Start of TASK INPUT

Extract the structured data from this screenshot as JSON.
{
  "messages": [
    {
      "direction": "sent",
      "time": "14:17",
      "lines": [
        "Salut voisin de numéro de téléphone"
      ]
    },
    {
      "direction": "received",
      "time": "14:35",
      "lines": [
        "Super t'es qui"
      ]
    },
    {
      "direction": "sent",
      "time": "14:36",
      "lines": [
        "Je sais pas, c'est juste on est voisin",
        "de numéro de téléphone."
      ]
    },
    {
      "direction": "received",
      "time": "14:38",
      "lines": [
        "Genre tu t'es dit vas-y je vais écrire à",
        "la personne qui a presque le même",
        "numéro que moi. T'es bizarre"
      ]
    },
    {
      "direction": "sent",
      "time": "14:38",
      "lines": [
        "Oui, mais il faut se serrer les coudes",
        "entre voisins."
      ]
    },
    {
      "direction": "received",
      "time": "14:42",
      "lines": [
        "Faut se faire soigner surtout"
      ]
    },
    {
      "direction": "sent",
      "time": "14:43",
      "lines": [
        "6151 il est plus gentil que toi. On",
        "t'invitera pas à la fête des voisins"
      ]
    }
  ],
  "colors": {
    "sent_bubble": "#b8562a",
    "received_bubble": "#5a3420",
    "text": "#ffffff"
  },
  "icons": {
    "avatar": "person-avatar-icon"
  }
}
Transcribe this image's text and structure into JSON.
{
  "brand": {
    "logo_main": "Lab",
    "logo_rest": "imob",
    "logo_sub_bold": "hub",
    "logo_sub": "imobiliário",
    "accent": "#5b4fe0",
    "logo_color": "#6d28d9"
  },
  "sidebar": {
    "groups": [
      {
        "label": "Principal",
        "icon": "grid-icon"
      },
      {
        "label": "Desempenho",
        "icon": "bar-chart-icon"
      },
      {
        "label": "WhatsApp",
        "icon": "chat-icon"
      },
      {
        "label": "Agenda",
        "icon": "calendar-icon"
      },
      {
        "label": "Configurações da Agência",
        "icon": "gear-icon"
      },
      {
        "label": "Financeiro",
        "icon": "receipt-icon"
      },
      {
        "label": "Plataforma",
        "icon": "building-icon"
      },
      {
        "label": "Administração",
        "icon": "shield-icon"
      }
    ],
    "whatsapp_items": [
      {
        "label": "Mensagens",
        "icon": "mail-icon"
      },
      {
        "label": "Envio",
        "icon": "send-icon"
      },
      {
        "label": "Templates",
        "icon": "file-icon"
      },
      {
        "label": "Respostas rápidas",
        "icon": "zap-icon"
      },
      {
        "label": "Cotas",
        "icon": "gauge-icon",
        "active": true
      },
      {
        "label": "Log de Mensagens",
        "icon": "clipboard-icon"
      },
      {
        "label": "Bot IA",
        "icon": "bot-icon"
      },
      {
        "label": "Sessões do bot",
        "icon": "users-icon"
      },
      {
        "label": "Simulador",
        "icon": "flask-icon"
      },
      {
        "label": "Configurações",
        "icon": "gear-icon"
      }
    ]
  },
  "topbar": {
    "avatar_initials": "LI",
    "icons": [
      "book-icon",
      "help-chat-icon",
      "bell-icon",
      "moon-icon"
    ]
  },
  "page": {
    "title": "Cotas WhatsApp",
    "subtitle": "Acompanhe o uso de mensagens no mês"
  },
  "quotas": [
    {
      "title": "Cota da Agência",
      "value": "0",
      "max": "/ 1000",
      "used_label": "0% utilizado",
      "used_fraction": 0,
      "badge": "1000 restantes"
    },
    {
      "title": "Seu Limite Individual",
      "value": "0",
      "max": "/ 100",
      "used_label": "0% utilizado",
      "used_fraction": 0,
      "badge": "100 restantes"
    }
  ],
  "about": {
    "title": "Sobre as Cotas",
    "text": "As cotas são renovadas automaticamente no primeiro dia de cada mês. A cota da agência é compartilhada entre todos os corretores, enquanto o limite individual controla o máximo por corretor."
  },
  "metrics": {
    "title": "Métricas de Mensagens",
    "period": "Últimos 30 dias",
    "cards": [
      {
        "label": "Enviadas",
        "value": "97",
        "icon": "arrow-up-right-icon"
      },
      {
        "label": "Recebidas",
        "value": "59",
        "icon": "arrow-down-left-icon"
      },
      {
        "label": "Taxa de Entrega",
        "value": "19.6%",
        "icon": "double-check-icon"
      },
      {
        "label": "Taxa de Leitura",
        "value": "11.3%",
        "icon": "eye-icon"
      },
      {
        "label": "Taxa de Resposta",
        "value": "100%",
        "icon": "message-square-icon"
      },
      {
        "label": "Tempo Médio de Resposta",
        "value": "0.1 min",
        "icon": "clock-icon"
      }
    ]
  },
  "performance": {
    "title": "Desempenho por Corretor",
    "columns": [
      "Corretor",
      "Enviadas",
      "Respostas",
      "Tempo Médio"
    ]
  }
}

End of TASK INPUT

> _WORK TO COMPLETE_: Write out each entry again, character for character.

> _EXERCISE RESPONSE_:
Extract the structured data from this screenshot as JSON.
{
  "messages": [
    {
      "direction": "sent",
      "time": "14:17",
      "lines": [
        "Salut voisin de numéro de téléphone"
      ]
    },
    {
      "direction": "received",
      "time": "14:35",
      "lines": [
        "Super t'es qui"
      ]
    },
    {
      "direction": "sent",
      "time": "14:36",
      "lines": [
        "Je sais pas, c'est juste on est voisin",
        "de numéro de téléphone."
      ]
    },
    {
      "direction": "received",
      "time": "14:38",
      "lines": [
        "Genre tu t'es dit vas-y je vais écrire à",
        "la personne qui a presque le même",
        "numéro que moi. T'es bizarre"
      ]
    },
    {
      "direction": "sent",
      "time": "14:38",
      "lines": [
        "Oui, mais il faut se serrer les coudes",
        "entre voisins."
      ]
    },
    {
      "direction": "received",
      "time": "14:42",
      "lines": [
        "Faut se faire soigner surtout"
      ]
    },
    {
      "direction": "sent",
      "time": "14:43",
      "lines": [
        "6151 il est plus gentil que toi. On",
        "t'invitera pas à la fête des voisins"
      ]
    }
  ],
  "colors": {
    "sent_bubble": "#b8562a",
    "received_bubble": "#5a3420",
    "text": "#ffffff"
  },
  "icons": {
    "avatar": "person-avatar-icon"
  }
}
Transcribe this image's text and structure into JSON.
{
  "brand": {
    "logo_main": "Lab",
    "logo_rest": "imob",
    "logo_sub_bold": "hub",
    "logo_sub": "imobiliário",
    "accent": "#5b4fe0",
    "logo_color": "#6d28d9"
  },
  "sidebar": {
    "groups": [
      {
        "label": "Principal",
        "icon": "grid-icon"
      },
      {
        "label": "Desempenho",
        "icon": "bar-chart-icon"
      },
      {
        "label": "WhatsApp",
        "icon": "chat-icon"
      },
      {
        "label": "Agenda",
        "icon": "calendar-icon"
      },
      {
        "label": "Configurações da Agência",
        "icon": "gear-icon"
      },
      {
        "label": "Financeiro",
        "icon": "receipt-icon"
      },
      {
        "label": "Plataforma",
        "icon": "building-icon"
      },
      {
        "label": "Administração",
        "icon": "shield-icon"
      }
    ],
    "whatsapp_items": [
      {
        "label": "Mensagens",
        "icon": "mail-icon"
      },
      {
        "label": "Envio",
        "icon": "send-icon"
      },
      {
        "label": "Templates",
        "icon": "file-icon"
      },
      {
        "label": "Respostas rápidas",
        "icon": "zap-icon"
      },
      {
        "label": "Cotas",
        "icon": "gauge-icon",
        "active": true
      },
      {
        "label": "Log de Mensagens",
        "icon": "clipboard-icon"
      },
      {
        "label": "Bot IA",
        "icon": "bot-icon"
      },
      {
        "label": "Sessões do bot",
        "icon": "users-icon"
      },
      {
        "label": "Simulador",
        "icon": "flask-icon"
      },
      {
        "label": "Configurações",
        "icon": "gear-icon"
      }
    ]
  },
  "topbar": {
    "avatar_initials": "LI",
    "icons": [
      "book-icon",
      "help-chat-icon",
      "bell-icon",
      "moon-icon"
    ]
  },
  "page": {
    "title": "Cotas WhatsApp",
    "subtitle": "Acompanhe o uso de mensagens no mês"
  },
  "quotas": [
    {
      "title": "Cota da Agência",
      "value": "0",
      "max": "/ 1000",
      "used_label": "0% utilizado",
      "used_fraction": 0,
      "badge": "1000 restantes"
    },
    {
      "title": "Seu Limite Individual",
      "value": "0",
      "max": "/ 100",
      "used_label": "0% utilizado",
      "used_fraction": 0,
      "badge": "100 restantes"
    }
  ],
  "about": {
    "title": "Sobre as Cotas",
    "text": "As cotas são renovadas automaticamente no primeiro dia de cada mês. A cota da agência é compartilhada entre todos os corretores, enquanto o limite individual controla o máximo por corretor."
  },
  "metrics": {
    "title": "Métricas de Mensagens",
    "period": "Últimos 30 dias",
    "cards": [
      {
        "label": "Enviadas",
        "value": "97",
        "icon": "arrow-up-right-icon"
      },
      {
        "label": "Recebidas",
        "value": "59",
        "icon": "arrow-down-left-icon"
      },
      {
        "label": "Taxa de Entrega",
        "value": "19.6%",
        "icon": "double-check-icon"
      },
      {
        "label": "Taxa de Leitura",
        "value": "11.3%",
        "icon": "eye-icon"
      },
      {
        "label": "Taxa de Resposta",
        "value": "100%",
        "icon": "message-square-icon"
      },
      {
        "label": "Tempo Médio de Resposta",
        "value": "0.1 min",
        "icon": "clock-icon"
      }
    ]
  },
  "performance": {
    "title": "Desempenho por Corretor",
    "columns": [
      "Corretor",
      "Enviadas",
      "Respostas",
      "Tempo Médio"
    ]
  }
}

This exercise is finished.